A total of 17 case patients with CDAD and 34 control patients matched for age (ie, within 10 years of the case patient's age), sex, and admission date (ie, within 2 weeks of the case patient's admission date).
Retrospective medical record review was performed to obtain data on antimicrobial exposures during the 6 weeks before hospital admission for both case and control patients. Exact conditional logistic regression was used for univariable and multivariable analyses. Antimicrobial use ratios were calculated to compare the rates of antimicrobial use for case and control patients at the study hospital with the rates for patients evaluated in a study of CDAD at a nearly 700-bed teaching hospital.
Case patients had a larger cumulative number of days of antimicrobial use (P = .004), and they received a larger total number of antimicrobial agents during hospitalization (P = .001). Antimicrobial use ratios were higher for both case and control patients at the smaller hospital, compared with the larger hospital.

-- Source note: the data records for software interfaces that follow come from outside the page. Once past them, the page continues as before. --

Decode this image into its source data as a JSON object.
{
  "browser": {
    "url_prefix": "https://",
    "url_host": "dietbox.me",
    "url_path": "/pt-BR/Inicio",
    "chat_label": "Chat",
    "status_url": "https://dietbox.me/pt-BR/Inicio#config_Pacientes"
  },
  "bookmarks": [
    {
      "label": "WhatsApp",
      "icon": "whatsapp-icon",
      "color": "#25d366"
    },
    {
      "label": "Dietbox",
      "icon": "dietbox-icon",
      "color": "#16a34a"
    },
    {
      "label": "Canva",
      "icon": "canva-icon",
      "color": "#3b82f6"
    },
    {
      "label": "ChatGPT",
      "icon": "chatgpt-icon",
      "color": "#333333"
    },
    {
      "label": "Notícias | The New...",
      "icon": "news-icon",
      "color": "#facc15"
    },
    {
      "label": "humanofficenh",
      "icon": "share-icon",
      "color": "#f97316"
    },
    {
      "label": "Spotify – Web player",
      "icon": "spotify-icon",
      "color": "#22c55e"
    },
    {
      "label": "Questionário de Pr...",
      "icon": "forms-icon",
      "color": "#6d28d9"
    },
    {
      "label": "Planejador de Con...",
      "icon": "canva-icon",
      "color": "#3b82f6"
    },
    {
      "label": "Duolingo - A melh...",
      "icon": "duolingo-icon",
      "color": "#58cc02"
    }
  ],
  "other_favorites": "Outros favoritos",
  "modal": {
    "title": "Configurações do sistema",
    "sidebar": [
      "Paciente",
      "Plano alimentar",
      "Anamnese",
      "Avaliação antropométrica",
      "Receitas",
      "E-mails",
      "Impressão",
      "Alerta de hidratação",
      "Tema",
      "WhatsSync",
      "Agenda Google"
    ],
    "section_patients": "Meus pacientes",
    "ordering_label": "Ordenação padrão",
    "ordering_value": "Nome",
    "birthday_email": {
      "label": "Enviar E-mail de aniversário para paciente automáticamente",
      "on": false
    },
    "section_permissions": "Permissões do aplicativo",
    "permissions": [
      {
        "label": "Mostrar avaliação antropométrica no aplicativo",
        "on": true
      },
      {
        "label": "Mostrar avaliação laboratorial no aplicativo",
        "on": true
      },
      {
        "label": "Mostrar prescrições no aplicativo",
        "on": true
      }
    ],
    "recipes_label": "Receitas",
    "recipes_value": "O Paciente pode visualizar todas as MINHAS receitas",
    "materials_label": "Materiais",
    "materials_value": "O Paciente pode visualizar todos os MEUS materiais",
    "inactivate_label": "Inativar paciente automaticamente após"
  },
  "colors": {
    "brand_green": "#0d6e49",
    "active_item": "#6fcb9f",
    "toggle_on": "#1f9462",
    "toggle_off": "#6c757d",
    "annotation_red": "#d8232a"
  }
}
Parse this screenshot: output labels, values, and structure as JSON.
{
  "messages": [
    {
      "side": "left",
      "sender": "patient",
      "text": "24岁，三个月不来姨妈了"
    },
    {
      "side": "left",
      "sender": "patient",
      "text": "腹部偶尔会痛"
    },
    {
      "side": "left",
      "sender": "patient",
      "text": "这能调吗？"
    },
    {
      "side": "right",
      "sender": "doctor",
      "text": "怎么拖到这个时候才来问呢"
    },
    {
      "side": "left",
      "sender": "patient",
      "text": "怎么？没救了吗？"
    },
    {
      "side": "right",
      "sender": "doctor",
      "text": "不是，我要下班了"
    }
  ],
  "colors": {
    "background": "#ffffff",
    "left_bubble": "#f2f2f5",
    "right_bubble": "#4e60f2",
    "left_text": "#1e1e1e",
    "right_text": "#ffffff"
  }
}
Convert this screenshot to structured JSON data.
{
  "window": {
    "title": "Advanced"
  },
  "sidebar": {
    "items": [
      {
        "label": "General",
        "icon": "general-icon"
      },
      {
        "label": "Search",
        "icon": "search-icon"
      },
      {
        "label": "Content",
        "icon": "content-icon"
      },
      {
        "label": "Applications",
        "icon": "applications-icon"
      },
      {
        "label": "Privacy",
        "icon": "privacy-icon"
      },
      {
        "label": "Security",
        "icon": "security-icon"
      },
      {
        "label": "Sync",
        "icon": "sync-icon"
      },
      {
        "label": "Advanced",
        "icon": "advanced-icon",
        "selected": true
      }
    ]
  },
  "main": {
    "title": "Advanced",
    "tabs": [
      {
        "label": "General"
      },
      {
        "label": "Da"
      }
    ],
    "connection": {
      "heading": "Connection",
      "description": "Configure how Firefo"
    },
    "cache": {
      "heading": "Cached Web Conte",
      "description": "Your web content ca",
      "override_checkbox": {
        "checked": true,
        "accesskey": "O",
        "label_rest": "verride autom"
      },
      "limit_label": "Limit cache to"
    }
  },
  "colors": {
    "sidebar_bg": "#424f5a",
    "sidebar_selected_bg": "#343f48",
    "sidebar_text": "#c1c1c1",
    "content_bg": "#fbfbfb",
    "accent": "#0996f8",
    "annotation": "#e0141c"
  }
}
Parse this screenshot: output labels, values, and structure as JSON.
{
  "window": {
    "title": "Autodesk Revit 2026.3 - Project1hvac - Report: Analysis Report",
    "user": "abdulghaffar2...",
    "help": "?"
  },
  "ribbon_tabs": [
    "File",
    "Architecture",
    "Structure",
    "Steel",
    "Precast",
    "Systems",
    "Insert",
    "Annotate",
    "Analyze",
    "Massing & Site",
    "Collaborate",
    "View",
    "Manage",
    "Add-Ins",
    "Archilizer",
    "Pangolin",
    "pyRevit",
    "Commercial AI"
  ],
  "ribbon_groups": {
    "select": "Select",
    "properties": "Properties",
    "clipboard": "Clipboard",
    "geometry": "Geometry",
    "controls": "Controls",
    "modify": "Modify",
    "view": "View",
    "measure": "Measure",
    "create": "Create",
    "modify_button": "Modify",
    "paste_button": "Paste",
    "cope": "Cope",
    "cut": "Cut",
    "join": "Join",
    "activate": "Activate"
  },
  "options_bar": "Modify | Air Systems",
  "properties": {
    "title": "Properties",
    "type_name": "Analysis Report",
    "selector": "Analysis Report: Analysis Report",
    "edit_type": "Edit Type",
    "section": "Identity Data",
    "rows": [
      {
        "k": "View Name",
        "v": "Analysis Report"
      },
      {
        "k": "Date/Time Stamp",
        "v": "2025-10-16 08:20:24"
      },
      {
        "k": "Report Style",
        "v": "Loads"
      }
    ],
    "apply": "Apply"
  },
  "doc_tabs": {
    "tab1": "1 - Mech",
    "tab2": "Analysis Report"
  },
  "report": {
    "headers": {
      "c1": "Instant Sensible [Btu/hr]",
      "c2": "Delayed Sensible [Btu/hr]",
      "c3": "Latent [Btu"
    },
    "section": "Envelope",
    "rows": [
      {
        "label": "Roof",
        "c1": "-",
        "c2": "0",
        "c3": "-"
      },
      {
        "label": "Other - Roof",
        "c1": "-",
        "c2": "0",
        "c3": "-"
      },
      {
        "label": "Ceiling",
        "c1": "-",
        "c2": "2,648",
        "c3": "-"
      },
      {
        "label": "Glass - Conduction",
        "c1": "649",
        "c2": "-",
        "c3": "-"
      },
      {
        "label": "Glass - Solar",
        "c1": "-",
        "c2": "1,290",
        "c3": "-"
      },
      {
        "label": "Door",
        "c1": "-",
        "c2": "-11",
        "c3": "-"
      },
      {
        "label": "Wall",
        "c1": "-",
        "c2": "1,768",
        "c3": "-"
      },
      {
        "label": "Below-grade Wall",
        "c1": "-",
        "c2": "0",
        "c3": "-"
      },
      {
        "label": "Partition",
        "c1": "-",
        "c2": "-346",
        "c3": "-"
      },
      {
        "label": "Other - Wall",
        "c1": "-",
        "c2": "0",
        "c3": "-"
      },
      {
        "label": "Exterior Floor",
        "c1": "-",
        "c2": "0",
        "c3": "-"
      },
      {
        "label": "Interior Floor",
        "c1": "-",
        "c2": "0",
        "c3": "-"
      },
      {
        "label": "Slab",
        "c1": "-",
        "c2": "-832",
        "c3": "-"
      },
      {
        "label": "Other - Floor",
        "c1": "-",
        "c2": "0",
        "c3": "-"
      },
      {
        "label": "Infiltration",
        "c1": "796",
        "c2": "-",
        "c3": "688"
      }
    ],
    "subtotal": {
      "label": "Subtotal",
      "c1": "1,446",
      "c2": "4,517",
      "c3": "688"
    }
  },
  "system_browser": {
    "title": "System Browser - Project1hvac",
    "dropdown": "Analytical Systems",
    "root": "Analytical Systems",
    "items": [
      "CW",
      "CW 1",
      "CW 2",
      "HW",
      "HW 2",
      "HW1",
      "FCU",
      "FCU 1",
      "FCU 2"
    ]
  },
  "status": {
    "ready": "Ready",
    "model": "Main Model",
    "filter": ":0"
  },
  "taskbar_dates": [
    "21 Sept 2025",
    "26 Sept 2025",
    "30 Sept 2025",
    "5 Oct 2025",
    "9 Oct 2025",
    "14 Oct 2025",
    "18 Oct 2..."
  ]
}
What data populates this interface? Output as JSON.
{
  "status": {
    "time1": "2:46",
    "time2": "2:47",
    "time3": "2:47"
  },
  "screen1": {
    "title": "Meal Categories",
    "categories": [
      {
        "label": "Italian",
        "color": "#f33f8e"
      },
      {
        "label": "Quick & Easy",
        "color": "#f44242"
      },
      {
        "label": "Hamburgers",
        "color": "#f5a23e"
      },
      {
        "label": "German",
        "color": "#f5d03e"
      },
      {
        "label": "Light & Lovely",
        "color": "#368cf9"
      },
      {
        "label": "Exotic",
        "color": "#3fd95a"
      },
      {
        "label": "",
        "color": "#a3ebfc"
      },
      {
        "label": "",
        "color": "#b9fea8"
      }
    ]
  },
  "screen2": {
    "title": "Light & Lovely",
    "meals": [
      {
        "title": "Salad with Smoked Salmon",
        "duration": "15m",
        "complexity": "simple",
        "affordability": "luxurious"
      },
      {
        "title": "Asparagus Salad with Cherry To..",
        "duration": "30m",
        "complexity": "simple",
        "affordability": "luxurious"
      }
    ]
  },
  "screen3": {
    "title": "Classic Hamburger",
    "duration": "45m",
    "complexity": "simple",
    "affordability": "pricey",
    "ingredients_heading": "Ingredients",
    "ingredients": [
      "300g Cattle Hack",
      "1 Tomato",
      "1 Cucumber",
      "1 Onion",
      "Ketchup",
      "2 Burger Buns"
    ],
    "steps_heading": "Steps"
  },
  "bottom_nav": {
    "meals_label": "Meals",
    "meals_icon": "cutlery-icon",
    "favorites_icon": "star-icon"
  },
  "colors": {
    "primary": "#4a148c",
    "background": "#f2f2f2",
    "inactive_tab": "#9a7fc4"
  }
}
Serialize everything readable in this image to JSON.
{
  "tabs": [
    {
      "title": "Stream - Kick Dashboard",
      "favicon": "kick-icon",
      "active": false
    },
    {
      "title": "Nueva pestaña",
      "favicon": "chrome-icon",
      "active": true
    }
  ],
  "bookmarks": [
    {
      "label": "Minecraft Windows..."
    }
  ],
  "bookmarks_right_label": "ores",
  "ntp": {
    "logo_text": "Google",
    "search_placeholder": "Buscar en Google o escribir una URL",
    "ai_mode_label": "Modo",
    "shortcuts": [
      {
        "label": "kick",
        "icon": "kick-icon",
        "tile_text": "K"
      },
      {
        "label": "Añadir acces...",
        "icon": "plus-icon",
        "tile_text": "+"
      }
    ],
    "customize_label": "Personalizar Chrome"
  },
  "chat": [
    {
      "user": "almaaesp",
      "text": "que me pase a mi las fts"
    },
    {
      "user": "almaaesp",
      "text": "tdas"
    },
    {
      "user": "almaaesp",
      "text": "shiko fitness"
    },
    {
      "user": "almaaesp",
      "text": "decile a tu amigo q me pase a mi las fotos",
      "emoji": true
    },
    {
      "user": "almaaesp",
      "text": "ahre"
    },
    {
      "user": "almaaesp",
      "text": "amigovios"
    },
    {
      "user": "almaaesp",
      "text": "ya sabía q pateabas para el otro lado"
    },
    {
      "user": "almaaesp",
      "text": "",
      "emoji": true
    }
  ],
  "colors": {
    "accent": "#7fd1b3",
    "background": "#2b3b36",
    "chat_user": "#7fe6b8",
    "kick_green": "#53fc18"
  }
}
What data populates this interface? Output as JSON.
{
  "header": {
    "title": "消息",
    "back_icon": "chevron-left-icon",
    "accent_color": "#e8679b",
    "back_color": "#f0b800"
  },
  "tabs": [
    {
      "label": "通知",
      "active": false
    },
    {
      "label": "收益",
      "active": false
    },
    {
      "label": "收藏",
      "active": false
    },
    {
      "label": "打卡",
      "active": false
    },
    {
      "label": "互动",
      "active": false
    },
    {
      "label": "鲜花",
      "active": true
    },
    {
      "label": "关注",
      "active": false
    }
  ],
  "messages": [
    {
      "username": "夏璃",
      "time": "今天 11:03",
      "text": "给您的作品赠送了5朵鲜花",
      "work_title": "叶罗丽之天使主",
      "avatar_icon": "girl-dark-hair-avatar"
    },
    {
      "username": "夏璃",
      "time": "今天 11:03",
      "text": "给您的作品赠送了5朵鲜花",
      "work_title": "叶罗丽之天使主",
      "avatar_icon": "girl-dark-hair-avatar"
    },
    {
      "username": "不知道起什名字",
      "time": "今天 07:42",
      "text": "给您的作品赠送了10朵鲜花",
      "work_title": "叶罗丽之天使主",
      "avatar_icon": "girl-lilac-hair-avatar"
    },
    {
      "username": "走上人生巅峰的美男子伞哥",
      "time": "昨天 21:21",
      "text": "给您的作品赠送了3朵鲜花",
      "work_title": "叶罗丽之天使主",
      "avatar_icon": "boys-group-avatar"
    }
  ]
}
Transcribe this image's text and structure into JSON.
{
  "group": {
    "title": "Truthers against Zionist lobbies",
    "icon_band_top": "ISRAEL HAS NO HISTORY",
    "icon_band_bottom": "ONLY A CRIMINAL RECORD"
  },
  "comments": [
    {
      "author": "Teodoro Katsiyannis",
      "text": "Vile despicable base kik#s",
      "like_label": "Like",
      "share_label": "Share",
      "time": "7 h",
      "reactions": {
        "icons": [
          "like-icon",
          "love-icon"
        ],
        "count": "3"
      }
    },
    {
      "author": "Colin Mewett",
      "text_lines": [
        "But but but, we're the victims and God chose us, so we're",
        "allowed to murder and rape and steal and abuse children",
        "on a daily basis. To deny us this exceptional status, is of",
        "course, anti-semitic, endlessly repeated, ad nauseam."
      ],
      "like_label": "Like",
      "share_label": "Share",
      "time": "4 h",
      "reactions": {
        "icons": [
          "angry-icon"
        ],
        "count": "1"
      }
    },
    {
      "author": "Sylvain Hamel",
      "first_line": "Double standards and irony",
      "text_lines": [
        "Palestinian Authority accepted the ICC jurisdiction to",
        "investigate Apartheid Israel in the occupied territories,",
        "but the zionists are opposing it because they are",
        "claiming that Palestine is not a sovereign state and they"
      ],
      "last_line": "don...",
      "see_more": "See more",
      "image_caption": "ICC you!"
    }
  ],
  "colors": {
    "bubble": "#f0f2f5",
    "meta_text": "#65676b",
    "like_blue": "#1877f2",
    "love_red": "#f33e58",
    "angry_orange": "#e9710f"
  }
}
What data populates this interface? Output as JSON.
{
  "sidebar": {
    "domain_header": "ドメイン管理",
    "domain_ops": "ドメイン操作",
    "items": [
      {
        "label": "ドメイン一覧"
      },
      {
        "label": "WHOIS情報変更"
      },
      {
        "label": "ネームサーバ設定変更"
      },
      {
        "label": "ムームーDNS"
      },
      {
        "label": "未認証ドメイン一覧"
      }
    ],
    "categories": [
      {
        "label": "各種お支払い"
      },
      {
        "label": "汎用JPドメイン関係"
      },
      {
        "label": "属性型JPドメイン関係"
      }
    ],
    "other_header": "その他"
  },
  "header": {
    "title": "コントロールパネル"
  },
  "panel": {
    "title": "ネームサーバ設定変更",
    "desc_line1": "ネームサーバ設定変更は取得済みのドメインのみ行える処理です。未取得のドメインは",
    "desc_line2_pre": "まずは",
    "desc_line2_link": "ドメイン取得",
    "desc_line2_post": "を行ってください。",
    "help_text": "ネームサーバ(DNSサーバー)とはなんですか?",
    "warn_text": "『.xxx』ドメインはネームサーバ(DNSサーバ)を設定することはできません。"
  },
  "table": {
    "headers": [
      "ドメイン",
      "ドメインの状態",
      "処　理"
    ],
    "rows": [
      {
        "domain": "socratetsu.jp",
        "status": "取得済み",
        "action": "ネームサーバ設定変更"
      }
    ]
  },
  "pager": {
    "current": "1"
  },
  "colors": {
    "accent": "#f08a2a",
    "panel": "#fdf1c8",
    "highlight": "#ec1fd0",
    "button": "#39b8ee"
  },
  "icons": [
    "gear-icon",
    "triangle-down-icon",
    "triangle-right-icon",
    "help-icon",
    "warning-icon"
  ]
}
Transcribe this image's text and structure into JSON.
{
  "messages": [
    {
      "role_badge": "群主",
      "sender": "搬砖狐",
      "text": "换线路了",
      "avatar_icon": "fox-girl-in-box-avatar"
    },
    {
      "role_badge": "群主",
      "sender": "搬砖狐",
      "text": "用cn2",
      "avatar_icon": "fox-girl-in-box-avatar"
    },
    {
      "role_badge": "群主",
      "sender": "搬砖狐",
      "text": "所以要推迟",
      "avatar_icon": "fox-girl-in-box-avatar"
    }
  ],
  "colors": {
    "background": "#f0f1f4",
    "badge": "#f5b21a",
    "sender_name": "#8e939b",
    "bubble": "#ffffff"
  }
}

CDAD at a small rural hospital was not associated with exposure to the antimicrobial classes that are typically associated with CDAD, but was instead related to the total number of antimicrobials used to treat patients. The rate of antimicrobial use for case and control patients was about 40% higher at the small rural hospital, compared with the corresponding rates at a large academic medical center.